++++ Dataset content ++++

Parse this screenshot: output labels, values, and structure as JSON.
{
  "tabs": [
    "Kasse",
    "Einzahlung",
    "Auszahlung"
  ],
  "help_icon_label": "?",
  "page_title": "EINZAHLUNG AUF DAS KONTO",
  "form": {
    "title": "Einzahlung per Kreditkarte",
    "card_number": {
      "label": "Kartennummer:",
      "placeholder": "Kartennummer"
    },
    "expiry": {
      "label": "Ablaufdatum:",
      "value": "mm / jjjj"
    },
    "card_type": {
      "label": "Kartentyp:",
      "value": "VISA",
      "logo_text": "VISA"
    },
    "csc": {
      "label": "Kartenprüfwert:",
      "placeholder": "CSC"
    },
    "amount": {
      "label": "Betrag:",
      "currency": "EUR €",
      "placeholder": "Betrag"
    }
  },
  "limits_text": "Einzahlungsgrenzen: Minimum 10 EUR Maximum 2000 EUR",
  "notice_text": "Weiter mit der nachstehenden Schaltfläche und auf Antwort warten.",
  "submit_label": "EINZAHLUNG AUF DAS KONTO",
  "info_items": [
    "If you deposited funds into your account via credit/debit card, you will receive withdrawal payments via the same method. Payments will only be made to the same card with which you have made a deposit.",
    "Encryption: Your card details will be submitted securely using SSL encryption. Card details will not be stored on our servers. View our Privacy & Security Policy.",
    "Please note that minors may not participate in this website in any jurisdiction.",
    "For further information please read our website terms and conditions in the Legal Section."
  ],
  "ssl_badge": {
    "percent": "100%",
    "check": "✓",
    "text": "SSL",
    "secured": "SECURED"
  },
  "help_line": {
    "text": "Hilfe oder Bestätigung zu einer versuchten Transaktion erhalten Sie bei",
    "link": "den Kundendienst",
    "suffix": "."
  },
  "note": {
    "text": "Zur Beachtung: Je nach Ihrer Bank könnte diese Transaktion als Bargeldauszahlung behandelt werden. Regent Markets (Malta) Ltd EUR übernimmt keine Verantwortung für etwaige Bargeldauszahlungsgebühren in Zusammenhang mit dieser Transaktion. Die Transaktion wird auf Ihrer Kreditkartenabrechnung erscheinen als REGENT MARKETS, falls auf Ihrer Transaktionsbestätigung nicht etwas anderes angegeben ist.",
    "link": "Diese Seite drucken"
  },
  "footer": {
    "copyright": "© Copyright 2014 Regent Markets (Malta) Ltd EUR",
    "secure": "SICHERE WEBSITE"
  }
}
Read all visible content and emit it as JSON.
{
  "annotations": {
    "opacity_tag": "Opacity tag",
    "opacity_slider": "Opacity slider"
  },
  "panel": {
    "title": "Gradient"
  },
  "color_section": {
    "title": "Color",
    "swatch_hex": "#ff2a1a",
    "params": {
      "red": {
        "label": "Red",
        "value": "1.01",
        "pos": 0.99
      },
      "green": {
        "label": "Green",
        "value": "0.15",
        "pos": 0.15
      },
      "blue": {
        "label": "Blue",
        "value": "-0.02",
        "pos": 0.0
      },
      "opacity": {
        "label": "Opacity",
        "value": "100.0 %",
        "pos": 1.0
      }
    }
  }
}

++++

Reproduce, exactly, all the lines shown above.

Result of this task:
Parse this screenshot: output labels, values, and structure as JSON.
{
  "tabs": [
    "Kasse",
    "Einzahlung",
    "Auszahlung"
  ],
  "help_icon_label": "?",
  "page_title": "EINZAHLUNG AUF DAS KONTO",
  "form": {
    "title": "Einzahlung per Kreditkarte",
    "card_number": {
      "label": "Kartennummer:",
      "placeholder": "Kartennummer"
    },
    "expiry": {
      "label": "Ablaufdatum:",
      "value": "mm / jjjj"
    },
    "card_type": {
      "label": "Kartentyp:",
      "value": "VISA",
      "logo_text": "VISA"
    },
    "csc": {
      "label": "Kartenprüfwert:",
      "placeholder": "CSC"
    },
    "amount": {
      "label": "Betrag:",
      "currency": "EUR €",
      "placeholder": "Betrag"
    }
  },
  "limits_text": "Einzahlungsgrenzen: Minimum 10 EUR Maximum 2000 EUR",
  "notice_text": "Weiter mit der nachstehenden Schaltfläche und auf Antwort warten.",
  "submit_label": "EINZAHLUNG AUF DAS KONTO",
  "info_items": [
    "If you deposited funds into your account via credit/debit card, you will receive withdrawal payments via the same method. Payments will only be made to the same card with which you have made a deposit.",
    "Encryption: Your card details will be submitted securely using SSL encryption. Card details will not be stored on our servers. View our Privacy & Security Policy.",
    "Please note that minors may not participate in this website in any jurisdiction.",
    "For further information please read our website terms and conditions in the Legal Section."
  ],
  "ssl_badge": {
    "percent": "100%",
    "check": "✓",
    "text": "SSL",
    "secured": "SECURED"
  },
  "help_line": {
    "text": "Hilfe oder Bestätigung zu einer versuchten Transaktion erhalten Sie bei",
    "link": "den Kundendienst",
    "suffix": "."
  },
  "note": {
    "text": "Zur Beachtung: Je nach Ihrer Bank könnte diese Transaktion als Bargeldauszahlung behandelt werden. Regent Markets (Malta) Ltd EUR übernimmt keine Verantwortung für etwaige Bargeldauszahlungsgebühren in Zusammenhang mit dieser Transaktion. Die Transaktion wird auf Ihrer Kreditkartenabrechnung erscheinen als REGENT MARKETS, falls auf Ihrer Transaktionsbestätigung nicht etwas anderes angegeben ist.",
    "link": "Diese Seite drucken"
  },
  "footer": {
    "copyright": "© Copyright 2014 Regent Markets (Malta) Ltd EUR",
    "secure": "SICHERE WEBSITE"
  }
}
Read all visible content and emit it as JSON.
{
  "annotations": {
    "opacity_tag": "Opacity tag",
    "opacity_slider": "Opacity slider"
  },
  "panel": {
    "title": "Gradient"
  },
  "color_section": {
    "title": "Color",
    "swatch_hex": "#ff2a1a",
    "params": {
      "red": {
        "label": "Red",
        "value": "1.01",
        "pos": 0.99
      },
      "green": {
        "label": "Green",
        "value": "0.15",
        "pos": 0.15
      },
      "blue": {
        "label": "Blue",
        "value": "-0.02",
        "pos": 0.0
      },
      "opacity": {
        "label": "Opacity",
        "value": "100.0 %",
        "pos": 1.0
      }
    }
  }
}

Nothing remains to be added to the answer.